Lastly, for Realtors®, the important thing is to remember that the “best practice” protocols used for equity sales do not really apply when banks are selling REOs, or short sale owners are selling.  In those cases, the old adage that “You dance with the one that `brung´ you,” does not apply.  Banks are free to change their minds and court as many other buyers as they wish. Why?  Because they can.

[1] Note: This is totally different from multiple offers in short sales, where the bank may (or may not) want to entertain multiple offers. If so, they will tell the listing agent to submit them as they come in. The bank can pick and choose which it wants to entertain, regardless of the order of submission.  In those cases in which the bank will only entertain one short sale at a time, a second offer can be placed in a “back-up” position, but frankly, it is a doubtful strategy, since Buyer No. 2 will have to wait an indeterminate amount of time for the bank to respond, and by the time Buyer No. 2 is entitled to go to the front of the line weeks or months later, they may have already moved on with another offer.

[2] If you wonder how or why Buyer #2 might find out what’s going on in the transaction involving Buyer #1, the answer is that some agents say more than they should. So when the agent for Buyer #2 is asking the agent for Buyer #1 for a status report, the agent for Buyer #1 may release more information than is prudent.  I know this to have happened and Buyer #2 argued that they should now be in first position, since the offer he was behind had now changed. Remember: Loose lips sink ships Realtors®.

[3] Under contract law, the term “acceptance” means: (a) The seller has accepted and signed the buyer’s offer, and (b) Seller’s acceptance has been communicated to the buyer.
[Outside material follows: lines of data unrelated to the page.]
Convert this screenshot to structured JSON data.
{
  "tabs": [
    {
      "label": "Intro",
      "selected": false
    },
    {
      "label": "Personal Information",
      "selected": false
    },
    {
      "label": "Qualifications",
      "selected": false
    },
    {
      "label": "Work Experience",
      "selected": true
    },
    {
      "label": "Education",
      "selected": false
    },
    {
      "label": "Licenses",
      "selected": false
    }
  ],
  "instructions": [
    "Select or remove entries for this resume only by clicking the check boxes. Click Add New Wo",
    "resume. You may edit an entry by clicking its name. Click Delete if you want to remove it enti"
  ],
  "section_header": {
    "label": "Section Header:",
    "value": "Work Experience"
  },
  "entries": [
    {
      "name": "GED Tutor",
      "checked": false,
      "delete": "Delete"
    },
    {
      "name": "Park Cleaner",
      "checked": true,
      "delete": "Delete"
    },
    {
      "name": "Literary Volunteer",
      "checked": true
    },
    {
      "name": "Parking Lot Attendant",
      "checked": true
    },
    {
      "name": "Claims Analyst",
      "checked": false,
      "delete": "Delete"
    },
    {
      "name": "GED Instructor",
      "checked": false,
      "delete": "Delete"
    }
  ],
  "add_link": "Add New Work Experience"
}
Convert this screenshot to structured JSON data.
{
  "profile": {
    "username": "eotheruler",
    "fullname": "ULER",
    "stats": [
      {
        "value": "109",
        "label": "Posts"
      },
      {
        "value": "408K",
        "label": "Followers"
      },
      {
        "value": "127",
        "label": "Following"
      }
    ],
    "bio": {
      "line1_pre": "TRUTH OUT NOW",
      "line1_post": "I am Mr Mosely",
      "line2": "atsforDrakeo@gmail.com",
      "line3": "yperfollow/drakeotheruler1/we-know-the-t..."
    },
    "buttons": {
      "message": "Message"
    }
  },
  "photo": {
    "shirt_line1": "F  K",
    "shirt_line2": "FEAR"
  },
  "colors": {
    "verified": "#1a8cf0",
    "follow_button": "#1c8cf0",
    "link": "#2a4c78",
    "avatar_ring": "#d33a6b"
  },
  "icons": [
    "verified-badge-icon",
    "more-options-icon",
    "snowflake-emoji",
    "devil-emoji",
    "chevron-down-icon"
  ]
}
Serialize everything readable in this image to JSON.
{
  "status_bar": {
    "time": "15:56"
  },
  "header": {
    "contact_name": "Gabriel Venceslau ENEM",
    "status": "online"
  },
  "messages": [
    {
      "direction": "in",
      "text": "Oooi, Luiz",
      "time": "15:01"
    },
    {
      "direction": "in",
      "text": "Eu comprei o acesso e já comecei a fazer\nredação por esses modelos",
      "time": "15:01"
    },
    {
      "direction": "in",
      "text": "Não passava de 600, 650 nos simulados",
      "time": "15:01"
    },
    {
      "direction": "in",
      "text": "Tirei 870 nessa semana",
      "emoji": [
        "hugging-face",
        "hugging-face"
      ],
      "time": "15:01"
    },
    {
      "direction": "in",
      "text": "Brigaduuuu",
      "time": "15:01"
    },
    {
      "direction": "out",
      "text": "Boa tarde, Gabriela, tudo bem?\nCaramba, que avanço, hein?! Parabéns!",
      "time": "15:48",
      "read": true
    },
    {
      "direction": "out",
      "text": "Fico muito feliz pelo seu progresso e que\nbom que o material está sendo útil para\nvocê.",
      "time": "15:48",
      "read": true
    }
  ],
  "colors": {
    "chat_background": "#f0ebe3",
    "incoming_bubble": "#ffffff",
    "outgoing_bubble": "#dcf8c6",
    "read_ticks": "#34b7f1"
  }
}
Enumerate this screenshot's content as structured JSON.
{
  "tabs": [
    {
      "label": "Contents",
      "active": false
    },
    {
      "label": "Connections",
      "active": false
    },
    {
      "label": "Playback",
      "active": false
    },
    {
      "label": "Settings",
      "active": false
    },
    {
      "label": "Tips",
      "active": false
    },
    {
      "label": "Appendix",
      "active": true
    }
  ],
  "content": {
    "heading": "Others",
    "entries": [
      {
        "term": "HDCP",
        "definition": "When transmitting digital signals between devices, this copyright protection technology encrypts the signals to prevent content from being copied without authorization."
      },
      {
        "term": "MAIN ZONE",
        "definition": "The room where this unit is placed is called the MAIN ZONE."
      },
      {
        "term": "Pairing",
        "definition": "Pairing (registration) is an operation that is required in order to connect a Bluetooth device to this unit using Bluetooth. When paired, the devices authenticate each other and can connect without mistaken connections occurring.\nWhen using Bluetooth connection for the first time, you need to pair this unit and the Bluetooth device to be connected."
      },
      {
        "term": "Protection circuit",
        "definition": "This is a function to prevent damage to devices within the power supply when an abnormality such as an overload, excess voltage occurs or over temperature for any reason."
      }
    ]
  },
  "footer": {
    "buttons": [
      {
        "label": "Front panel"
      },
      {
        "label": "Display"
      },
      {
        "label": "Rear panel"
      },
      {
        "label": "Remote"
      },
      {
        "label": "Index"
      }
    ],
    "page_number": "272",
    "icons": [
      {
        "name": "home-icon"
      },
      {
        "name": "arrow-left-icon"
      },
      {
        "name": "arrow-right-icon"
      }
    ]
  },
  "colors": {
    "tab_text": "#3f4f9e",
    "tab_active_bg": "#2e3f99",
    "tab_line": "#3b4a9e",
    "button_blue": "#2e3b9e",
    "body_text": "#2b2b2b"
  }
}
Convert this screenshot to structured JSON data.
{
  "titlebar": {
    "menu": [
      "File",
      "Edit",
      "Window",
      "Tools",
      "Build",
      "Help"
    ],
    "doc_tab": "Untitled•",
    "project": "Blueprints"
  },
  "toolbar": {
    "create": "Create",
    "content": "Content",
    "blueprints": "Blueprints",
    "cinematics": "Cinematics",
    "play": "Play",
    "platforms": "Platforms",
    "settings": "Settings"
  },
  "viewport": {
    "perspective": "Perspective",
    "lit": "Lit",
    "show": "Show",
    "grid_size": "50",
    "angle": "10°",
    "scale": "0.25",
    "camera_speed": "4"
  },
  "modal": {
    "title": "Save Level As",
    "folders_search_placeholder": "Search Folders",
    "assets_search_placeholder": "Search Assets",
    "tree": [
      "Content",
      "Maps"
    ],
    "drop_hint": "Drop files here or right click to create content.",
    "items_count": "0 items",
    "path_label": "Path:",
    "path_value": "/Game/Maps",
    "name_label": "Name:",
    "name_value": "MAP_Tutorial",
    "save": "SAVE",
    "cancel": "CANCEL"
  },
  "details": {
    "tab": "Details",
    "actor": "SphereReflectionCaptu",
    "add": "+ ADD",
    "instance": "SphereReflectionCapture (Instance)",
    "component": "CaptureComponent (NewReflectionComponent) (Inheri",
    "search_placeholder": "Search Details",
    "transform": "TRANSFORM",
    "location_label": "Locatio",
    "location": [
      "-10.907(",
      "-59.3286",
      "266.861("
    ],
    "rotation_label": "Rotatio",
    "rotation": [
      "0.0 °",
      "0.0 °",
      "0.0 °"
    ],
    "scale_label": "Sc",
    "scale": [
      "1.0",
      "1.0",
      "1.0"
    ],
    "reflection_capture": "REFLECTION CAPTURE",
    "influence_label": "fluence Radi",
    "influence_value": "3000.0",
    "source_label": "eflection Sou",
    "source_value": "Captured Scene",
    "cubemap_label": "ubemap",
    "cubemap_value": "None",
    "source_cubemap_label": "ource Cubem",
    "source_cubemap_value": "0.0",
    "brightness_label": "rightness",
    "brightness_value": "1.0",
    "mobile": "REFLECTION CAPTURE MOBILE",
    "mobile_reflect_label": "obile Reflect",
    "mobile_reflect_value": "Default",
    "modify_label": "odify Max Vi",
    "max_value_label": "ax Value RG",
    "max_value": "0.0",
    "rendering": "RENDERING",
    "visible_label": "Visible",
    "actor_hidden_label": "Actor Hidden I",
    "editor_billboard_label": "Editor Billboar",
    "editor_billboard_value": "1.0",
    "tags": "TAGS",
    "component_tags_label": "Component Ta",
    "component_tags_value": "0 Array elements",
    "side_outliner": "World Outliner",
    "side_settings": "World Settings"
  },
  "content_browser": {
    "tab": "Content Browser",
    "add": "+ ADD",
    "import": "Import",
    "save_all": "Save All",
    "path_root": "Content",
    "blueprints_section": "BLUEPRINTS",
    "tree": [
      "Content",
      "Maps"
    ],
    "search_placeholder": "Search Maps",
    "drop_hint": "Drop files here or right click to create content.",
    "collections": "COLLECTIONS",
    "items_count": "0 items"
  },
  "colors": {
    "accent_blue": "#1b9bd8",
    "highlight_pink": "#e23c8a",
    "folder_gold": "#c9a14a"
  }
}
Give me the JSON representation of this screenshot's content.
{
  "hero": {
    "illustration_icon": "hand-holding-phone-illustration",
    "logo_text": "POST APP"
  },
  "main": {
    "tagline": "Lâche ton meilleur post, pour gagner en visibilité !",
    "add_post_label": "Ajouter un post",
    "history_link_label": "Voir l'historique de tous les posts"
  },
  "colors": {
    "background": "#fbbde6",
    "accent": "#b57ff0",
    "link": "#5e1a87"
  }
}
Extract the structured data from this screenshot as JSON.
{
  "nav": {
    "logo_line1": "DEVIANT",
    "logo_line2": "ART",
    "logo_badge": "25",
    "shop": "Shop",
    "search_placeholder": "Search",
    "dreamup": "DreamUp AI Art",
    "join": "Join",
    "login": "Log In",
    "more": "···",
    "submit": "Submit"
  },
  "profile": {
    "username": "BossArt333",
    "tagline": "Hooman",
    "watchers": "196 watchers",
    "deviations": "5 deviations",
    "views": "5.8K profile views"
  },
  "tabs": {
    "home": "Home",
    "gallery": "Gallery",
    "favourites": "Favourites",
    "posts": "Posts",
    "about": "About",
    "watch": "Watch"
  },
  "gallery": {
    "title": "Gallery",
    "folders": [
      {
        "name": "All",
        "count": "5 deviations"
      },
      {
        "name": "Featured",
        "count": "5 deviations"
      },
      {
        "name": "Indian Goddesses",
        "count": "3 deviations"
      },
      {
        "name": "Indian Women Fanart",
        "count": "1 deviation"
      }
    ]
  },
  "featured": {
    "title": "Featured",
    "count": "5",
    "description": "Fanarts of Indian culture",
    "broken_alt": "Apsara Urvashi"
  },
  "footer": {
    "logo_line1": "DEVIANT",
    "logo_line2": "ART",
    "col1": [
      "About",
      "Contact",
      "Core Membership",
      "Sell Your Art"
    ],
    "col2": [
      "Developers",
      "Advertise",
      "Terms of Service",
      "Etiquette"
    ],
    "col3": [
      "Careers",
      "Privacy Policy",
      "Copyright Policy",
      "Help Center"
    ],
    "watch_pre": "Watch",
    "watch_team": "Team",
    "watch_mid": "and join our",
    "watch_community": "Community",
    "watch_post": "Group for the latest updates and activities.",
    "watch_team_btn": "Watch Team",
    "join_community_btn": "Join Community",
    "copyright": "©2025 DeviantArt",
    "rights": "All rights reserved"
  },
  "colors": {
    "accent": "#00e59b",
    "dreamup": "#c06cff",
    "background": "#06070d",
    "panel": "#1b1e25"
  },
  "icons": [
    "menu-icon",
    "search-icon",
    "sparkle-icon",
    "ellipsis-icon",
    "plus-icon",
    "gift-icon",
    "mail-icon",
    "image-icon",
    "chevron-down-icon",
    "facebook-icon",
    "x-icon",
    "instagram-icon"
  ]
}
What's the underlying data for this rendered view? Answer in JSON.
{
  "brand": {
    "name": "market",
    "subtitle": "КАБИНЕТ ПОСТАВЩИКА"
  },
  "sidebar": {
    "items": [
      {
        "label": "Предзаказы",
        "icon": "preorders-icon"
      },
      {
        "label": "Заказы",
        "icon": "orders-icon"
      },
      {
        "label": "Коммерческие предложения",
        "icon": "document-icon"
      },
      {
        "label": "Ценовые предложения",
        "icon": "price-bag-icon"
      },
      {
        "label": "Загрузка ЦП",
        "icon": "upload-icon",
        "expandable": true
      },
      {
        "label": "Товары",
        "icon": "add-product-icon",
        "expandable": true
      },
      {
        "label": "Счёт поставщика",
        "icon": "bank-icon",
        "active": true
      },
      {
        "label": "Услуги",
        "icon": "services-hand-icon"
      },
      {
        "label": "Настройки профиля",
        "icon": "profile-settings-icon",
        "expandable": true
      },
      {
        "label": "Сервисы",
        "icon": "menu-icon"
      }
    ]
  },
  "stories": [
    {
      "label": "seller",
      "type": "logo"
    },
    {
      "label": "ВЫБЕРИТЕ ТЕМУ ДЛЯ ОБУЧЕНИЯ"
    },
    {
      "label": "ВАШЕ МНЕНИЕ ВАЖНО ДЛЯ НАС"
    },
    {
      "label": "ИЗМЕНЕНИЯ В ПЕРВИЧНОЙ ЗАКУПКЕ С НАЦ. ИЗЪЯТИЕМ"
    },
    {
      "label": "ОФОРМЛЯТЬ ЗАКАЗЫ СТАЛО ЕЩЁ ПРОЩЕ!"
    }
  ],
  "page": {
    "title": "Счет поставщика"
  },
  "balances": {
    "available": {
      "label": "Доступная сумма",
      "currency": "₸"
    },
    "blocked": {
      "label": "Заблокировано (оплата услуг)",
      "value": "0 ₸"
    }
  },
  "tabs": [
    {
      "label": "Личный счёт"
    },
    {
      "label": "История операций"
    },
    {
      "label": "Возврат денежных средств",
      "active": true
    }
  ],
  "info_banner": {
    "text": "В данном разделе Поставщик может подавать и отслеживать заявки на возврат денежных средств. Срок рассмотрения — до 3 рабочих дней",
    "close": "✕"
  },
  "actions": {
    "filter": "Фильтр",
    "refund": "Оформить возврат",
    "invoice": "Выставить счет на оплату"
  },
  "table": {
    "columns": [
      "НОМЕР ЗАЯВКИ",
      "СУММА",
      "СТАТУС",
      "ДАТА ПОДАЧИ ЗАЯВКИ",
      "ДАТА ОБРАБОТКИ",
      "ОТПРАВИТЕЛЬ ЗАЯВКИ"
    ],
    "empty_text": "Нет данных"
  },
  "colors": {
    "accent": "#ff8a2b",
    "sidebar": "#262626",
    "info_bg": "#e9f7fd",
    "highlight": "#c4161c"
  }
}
Until (a) and (b) have both occurred, a buyer may revoke his/her offer by communicating their revocation to the seller.